┏━━

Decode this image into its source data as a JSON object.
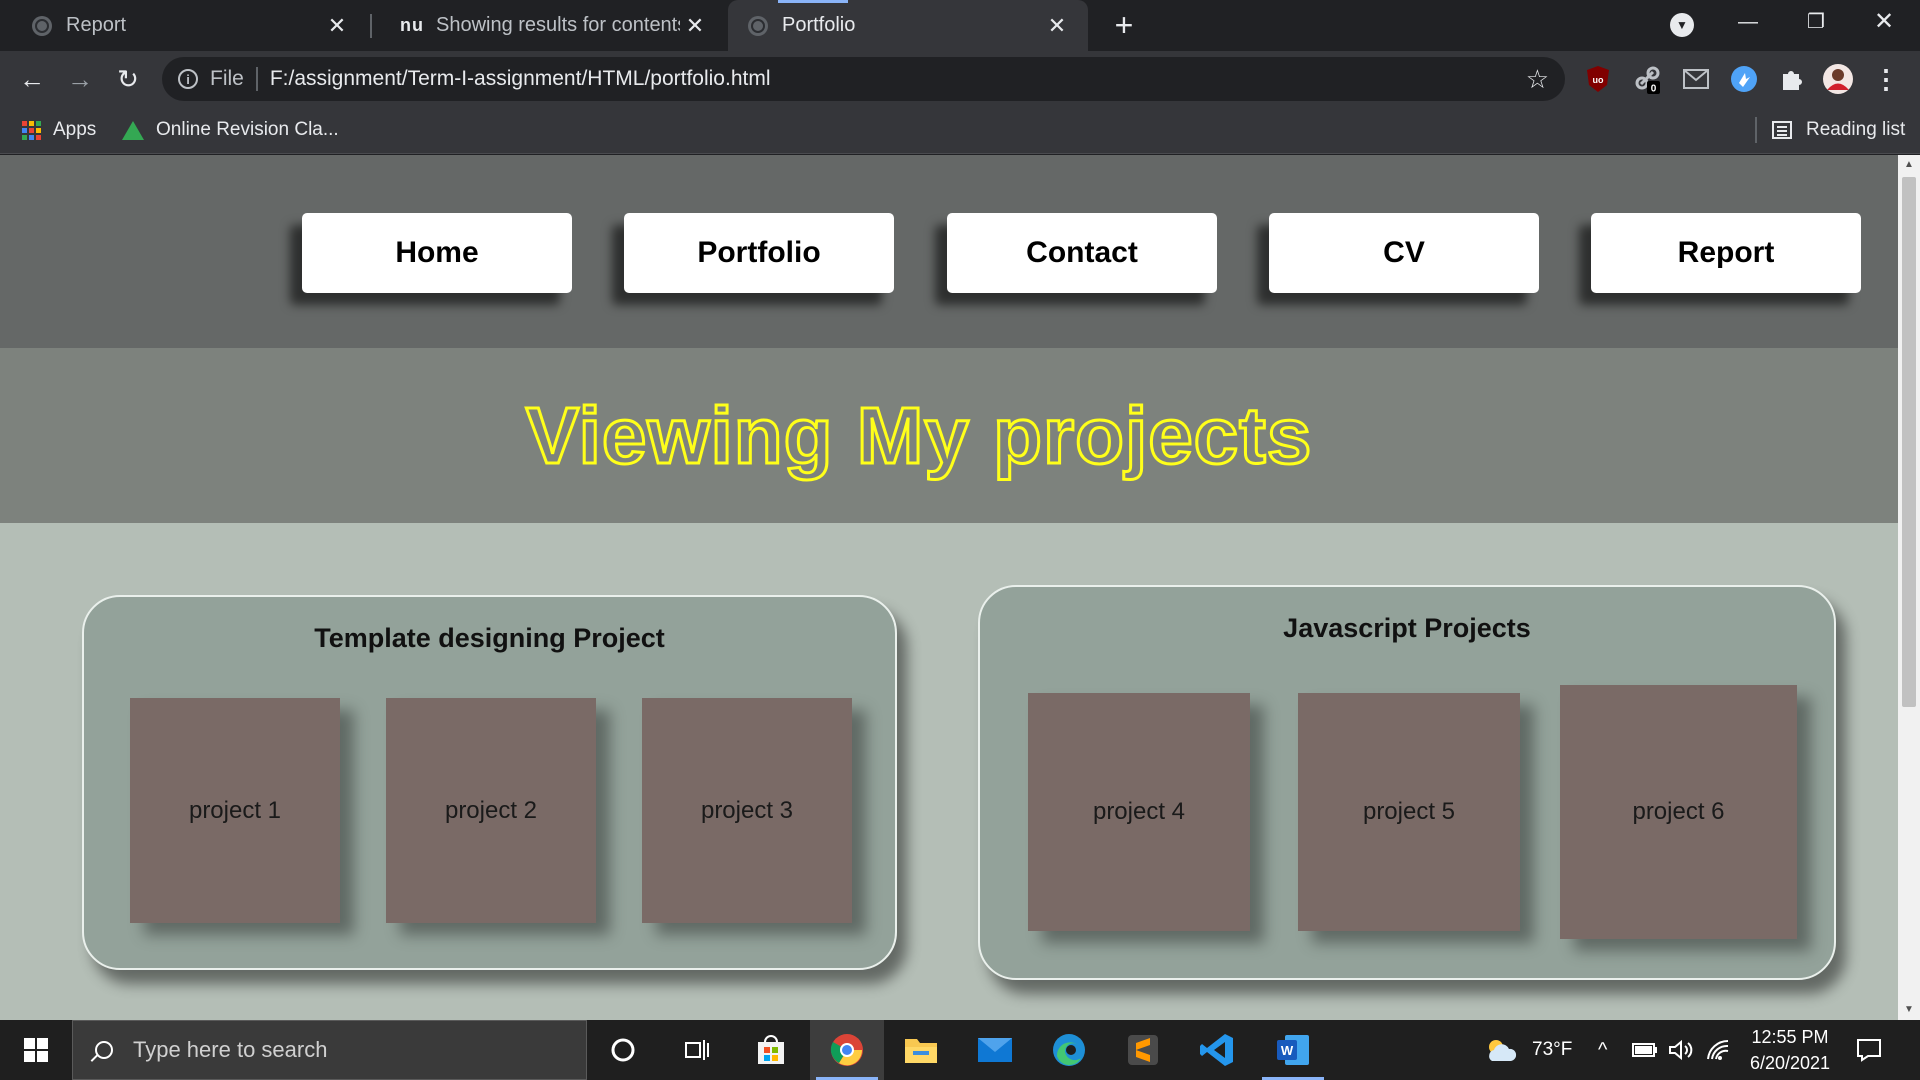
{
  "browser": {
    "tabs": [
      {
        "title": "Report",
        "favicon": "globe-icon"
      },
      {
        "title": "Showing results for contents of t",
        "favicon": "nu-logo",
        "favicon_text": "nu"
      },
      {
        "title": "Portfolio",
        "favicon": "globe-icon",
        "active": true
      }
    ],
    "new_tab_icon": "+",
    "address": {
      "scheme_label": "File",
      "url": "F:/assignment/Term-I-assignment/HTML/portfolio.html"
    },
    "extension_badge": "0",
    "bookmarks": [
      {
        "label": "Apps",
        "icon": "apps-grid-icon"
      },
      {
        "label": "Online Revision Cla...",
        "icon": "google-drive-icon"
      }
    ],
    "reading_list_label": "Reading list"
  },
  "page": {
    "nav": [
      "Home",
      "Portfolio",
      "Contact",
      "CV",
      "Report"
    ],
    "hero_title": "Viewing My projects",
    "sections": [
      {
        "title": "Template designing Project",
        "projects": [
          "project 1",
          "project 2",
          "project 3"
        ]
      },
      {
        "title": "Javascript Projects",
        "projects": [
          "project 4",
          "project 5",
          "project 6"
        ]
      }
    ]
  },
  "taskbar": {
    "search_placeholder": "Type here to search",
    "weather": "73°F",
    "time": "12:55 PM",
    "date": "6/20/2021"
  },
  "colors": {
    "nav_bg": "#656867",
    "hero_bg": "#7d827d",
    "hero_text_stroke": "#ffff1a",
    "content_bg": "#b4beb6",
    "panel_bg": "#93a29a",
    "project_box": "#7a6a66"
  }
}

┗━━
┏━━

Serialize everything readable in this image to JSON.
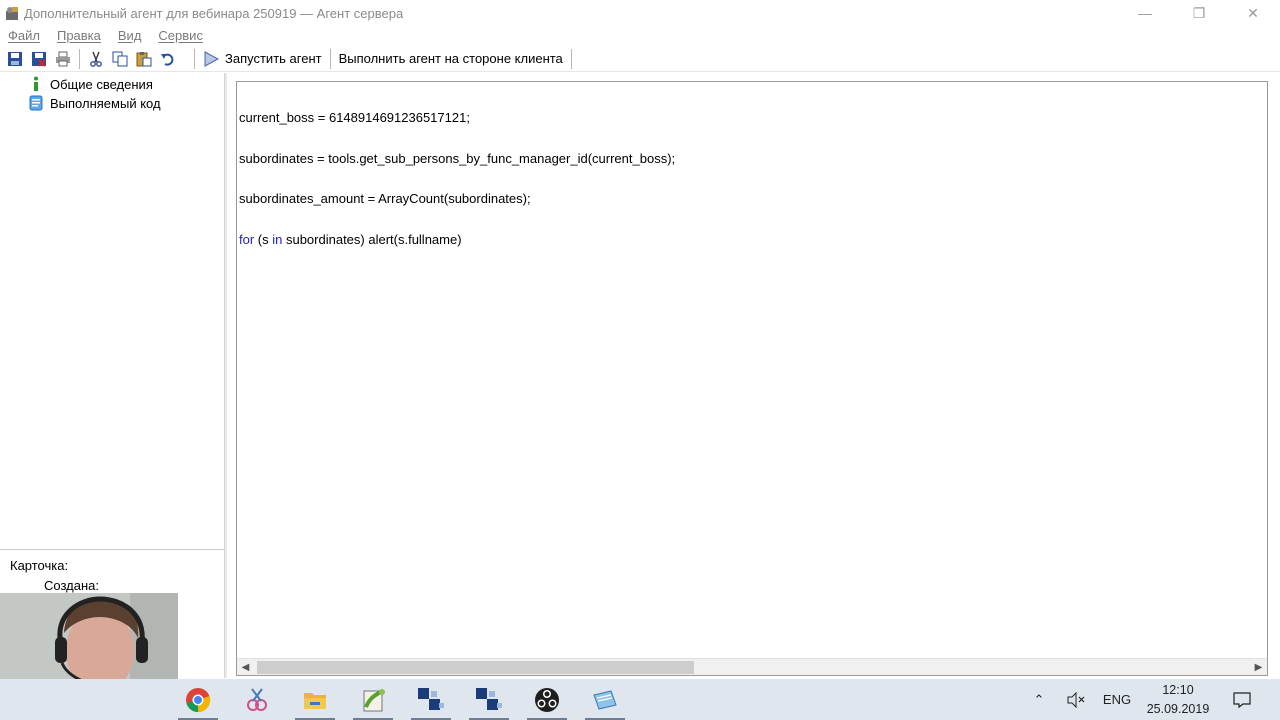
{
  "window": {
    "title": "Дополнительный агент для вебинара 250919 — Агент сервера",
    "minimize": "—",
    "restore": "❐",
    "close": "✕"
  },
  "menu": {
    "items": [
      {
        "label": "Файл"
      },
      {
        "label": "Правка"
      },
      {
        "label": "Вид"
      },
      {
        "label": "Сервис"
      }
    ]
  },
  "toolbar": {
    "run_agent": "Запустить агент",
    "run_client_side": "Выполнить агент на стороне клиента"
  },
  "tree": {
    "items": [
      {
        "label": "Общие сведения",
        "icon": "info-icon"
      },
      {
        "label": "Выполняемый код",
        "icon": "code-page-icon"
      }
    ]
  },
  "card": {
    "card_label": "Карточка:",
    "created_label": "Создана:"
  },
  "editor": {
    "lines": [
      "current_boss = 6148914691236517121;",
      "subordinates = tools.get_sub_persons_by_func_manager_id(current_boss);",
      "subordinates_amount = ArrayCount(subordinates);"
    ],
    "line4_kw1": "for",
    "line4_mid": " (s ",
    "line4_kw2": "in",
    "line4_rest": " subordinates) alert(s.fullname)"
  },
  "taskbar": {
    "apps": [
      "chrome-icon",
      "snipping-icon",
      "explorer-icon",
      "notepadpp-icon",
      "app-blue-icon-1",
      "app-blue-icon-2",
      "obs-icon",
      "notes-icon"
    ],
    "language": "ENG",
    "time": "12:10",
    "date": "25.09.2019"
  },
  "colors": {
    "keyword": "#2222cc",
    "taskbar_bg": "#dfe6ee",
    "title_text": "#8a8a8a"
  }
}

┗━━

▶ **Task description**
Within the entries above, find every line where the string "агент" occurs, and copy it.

▶ **Expected output**
    "title": "Дополнительный агент для вебинара 250919 — Агент сервера",
    "run_agent": "Запустить агент",
    "run_client_side": "Выполнить агент на стороне клиента"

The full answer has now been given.